TASK BRIEF:
Look for the word "success" in the data below, and copy every line that holds it.

[Dataset rows describing interfaces]

:::::

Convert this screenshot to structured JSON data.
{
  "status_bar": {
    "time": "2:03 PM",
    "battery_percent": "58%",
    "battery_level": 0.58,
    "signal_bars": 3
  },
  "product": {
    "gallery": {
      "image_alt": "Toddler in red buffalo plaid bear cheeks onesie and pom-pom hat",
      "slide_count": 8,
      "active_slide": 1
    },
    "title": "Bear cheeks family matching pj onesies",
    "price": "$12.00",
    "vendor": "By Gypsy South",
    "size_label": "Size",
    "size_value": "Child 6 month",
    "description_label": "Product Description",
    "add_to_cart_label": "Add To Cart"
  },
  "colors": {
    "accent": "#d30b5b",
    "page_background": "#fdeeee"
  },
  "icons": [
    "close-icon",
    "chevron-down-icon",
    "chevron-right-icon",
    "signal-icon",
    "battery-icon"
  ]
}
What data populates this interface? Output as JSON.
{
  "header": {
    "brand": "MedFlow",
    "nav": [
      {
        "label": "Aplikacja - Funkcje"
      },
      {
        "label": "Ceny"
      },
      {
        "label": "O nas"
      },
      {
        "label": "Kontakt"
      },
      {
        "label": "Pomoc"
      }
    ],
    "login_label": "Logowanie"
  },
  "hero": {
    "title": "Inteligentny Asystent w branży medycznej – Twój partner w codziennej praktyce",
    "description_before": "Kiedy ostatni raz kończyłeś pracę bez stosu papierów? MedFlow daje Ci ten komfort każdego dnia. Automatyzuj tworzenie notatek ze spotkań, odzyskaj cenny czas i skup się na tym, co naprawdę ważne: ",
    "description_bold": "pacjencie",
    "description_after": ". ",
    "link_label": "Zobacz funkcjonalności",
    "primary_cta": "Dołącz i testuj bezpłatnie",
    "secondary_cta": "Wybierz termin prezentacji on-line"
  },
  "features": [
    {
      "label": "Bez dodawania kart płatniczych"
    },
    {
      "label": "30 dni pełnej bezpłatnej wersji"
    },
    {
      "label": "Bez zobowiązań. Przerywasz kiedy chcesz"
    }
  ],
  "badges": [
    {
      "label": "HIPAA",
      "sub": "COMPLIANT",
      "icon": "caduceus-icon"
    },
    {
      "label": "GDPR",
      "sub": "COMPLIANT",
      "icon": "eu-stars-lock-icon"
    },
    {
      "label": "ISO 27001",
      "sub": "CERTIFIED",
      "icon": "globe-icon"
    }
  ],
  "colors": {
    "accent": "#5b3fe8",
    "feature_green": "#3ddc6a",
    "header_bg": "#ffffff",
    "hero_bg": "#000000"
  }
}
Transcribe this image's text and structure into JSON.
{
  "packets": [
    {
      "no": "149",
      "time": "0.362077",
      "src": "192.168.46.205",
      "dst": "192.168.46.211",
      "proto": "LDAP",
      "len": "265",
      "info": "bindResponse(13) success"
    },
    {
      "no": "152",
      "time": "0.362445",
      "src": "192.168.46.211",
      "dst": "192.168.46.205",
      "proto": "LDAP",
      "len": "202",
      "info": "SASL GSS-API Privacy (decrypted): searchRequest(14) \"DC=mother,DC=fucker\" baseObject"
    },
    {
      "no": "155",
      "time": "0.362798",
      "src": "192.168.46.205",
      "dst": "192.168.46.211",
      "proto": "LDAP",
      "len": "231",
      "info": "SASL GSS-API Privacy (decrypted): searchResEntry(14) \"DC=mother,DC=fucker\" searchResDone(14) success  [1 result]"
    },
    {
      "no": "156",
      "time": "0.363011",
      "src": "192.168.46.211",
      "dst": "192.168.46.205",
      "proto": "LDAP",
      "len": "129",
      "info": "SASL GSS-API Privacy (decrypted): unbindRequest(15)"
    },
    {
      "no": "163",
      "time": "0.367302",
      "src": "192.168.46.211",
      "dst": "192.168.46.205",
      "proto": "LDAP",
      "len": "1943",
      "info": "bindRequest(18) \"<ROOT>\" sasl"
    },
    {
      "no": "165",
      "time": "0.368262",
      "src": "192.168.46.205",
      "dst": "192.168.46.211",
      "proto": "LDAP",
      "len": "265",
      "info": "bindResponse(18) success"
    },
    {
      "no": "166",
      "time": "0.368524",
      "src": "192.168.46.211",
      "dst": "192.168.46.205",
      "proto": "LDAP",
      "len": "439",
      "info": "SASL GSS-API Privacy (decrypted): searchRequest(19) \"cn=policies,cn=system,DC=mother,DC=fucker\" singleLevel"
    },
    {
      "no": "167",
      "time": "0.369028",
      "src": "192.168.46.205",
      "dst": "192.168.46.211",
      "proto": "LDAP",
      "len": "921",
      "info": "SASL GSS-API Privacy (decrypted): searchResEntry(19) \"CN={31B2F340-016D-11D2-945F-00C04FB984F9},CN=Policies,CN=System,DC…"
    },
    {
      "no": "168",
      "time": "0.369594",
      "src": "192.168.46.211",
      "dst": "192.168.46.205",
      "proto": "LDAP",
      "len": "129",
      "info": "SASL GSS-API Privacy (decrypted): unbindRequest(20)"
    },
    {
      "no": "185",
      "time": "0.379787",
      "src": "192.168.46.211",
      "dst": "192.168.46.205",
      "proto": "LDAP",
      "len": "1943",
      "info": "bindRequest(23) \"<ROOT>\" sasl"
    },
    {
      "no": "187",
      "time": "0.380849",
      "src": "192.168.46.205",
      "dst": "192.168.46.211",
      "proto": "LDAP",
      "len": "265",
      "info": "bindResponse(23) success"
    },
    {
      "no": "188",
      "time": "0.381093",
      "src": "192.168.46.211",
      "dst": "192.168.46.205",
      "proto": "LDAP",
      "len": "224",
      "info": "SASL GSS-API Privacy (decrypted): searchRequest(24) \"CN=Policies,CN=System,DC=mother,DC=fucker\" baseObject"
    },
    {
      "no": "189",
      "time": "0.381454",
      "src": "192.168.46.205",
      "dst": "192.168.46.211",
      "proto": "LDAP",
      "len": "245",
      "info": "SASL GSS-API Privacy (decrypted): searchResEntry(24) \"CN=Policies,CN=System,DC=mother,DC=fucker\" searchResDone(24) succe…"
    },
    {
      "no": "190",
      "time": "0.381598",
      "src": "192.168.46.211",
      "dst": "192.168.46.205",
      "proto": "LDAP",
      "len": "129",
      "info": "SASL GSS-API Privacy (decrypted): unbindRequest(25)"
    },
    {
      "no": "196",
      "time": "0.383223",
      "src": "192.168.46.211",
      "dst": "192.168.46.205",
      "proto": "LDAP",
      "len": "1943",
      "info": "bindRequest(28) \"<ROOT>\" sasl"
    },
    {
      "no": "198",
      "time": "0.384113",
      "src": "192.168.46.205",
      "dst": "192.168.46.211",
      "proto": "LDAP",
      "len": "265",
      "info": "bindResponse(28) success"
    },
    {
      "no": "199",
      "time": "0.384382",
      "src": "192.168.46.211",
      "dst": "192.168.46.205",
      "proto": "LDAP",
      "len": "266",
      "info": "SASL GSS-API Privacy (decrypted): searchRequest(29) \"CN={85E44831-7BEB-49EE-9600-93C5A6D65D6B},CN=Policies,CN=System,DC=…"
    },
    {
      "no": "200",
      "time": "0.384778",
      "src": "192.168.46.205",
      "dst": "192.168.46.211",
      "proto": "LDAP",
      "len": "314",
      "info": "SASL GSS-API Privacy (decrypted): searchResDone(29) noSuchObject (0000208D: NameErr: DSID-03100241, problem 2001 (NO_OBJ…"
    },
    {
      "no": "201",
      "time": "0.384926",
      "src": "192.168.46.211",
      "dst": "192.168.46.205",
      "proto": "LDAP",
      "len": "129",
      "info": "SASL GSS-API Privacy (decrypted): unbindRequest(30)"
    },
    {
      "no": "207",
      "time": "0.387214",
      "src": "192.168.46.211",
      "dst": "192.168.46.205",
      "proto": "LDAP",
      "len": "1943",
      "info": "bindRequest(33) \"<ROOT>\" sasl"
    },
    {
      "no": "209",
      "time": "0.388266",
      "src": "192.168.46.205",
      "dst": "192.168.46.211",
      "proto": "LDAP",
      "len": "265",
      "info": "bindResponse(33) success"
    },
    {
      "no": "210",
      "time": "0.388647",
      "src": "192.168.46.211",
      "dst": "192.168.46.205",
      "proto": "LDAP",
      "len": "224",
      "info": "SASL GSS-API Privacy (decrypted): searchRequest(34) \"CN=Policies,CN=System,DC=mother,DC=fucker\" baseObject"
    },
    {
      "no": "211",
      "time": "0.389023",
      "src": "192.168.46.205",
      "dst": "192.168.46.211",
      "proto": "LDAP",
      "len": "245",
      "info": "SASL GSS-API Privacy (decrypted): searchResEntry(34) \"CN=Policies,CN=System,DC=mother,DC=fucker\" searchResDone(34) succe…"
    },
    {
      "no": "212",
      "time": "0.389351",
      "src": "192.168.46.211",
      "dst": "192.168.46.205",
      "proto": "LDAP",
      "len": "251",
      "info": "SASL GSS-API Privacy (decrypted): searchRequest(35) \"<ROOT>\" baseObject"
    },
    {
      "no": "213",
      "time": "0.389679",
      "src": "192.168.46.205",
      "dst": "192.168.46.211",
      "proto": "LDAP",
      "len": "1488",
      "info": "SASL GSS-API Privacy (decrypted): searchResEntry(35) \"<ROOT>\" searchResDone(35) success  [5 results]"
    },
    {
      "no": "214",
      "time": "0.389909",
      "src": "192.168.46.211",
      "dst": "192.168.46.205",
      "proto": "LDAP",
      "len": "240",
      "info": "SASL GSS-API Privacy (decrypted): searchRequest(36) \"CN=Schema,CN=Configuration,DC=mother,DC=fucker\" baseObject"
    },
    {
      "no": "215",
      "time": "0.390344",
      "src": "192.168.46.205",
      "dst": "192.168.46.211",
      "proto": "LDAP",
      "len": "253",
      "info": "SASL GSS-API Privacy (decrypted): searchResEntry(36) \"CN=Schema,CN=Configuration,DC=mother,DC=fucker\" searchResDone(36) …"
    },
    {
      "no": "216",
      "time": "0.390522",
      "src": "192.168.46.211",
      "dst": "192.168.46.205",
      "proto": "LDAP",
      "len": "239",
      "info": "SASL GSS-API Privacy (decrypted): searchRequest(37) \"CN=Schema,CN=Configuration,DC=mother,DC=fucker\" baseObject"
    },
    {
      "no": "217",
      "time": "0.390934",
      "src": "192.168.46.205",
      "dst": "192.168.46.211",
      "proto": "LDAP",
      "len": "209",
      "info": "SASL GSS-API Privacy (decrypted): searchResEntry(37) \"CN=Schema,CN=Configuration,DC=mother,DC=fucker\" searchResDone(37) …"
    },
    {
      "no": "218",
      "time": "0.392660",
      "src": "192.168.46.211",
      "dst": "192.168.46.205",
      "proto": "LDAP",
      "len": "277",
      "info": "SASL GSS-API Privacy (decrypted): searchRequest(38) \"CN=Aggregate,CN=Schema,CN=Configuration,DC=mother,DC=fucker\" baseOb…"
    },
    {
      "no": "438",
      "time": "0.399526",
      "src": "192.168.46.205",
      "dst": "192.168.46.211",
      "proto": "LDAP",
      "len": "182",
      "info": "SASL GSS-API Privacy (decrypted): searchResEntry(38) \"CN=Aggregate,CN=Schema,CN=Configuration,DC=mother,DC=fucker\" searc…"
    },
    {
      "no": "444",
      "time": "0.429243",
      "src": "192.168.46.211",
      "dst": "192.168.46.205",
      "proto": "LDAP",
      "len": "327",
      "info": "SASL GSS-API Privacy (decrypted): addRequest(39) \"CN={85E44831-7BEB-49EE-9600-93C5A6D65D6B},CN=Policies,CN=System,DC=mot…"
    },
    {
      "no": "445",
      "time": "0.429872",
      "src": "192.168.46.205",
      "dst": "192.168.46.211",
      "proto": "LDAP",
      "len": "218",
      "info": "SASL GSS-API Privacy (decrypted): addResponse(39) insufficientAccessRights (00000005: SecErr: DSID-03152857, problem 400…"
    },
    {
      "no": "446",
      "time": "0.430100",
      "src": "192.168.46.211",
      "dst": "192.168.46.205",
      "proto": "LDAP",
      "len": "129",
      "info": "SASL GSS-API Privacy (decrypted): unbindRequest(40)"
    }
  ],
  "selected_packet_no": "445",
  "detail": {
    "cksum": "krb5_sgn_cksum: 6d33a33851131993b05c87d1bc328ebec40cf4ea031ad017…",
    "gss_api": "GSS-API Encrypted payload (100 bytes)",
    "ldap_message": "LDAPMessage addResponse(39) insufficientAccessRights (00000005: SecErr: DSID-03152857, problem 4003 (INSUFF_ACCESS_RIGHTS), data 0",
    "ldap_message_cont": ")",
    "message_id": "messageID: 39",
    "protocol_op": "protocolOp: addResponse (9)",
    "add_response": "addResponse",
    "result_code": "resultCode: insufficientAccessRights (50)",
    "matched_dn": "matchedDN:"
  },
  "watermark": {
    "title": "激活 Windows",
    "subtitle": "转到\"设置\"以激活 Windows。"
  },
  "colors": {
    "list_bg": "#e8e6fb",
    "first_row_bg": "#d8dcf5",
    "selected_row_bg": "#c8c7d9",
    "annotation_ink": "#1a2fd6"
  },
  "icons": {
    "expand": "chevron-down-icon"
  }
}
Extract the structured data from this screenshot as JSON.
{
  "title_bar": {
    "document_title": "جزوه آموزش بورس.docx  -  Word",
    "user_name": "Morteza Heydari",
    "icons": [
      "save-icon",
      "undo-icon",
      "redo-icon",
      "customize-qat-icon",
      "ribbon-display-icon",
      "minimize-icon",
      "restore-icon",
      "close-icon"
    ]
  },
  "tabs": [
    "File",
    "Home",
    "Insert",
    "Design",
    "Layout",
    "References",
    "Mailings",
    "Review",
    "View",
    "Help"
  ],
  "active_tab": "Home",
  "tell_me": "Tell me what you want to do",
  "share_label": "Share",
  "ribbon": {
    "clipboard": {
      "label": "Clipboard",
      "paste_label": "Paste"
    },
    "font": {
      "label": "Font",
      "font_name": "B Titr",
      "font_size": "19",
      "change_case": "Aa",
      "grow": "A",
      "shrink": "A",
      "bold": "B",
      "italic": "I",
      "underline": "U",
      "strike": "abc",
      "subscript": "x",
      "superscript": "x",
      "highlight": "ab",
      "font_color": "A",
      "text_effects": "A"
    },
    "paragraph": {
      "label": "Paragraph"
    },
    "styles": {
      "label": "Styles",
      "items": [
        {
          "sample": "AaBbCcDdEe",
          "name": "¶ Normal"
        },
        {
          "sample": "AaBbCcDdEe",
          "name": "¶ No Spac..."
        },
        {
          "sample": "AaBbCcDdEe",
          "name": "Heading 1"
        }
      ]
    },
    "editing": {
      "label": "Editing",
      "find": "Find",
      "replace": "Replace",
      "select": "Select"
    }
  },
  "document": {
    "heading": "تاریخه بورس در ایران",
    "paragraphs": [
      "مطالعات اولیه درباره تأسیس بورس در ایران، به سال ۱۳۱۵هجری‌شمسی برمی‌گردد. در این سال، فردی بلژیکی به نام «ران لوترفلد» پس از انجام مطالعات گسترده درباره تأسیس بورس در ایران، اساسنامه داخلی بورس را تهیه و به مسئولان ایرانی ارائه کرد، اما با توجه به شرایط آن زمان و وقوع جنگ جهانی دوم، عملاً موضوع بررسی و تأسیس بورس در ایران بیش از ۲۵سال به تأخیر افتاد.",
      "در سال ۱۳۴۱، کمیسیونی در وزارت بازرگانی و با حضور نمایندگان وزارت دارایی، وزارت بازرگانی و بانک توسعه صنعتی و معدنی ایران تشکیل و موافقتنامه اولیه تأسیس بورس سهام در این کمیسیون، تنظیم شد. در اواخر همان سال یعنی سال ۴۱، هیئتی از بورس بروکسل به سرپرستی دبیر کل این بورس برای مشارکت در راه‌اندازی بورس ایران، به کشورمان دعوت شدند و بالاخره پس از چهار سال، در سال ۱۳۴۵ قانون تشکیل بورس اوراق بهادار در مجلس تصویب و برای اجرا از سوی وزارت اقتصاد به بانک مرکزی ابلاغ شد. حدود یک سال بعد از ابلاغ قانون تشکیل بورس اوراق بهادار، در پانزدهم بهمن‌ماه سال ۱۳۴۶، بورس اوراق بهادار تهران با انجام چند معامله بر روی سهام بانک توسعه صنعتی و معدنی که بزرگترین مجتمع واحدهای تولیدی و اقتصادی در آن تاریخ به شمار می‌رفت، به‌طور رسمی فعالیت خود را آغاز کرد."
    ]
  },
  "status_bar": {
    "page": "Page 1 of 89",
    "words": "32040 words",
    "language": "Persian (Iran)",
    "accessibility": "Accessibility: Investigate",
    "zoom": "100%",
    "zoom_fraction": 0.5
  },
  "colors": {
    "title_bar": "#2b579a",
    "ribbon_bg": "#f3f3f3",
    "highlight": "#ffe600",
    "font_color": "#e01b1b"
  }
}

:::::

ANSWER FOR THE TASK:
      "info": "bindResponse(13) success"
      "info": "SASL GSS-API Privacy (decrypted): searchResEntry(14) \"DC=mother,DC=fucker\" searchResDone(14) success  [1 result]"
      "info": "bindResponse(18) success"
      "info": "bindResponse(23) success"
      "info": "bindResponse(28) success"
      "info": "bindResponse(33) success"
      "info": "SASL GSS-API Privacy (decrypted): searchResEntry(35) \"<ROOT>\" searchResDone(35) success  [5 results]"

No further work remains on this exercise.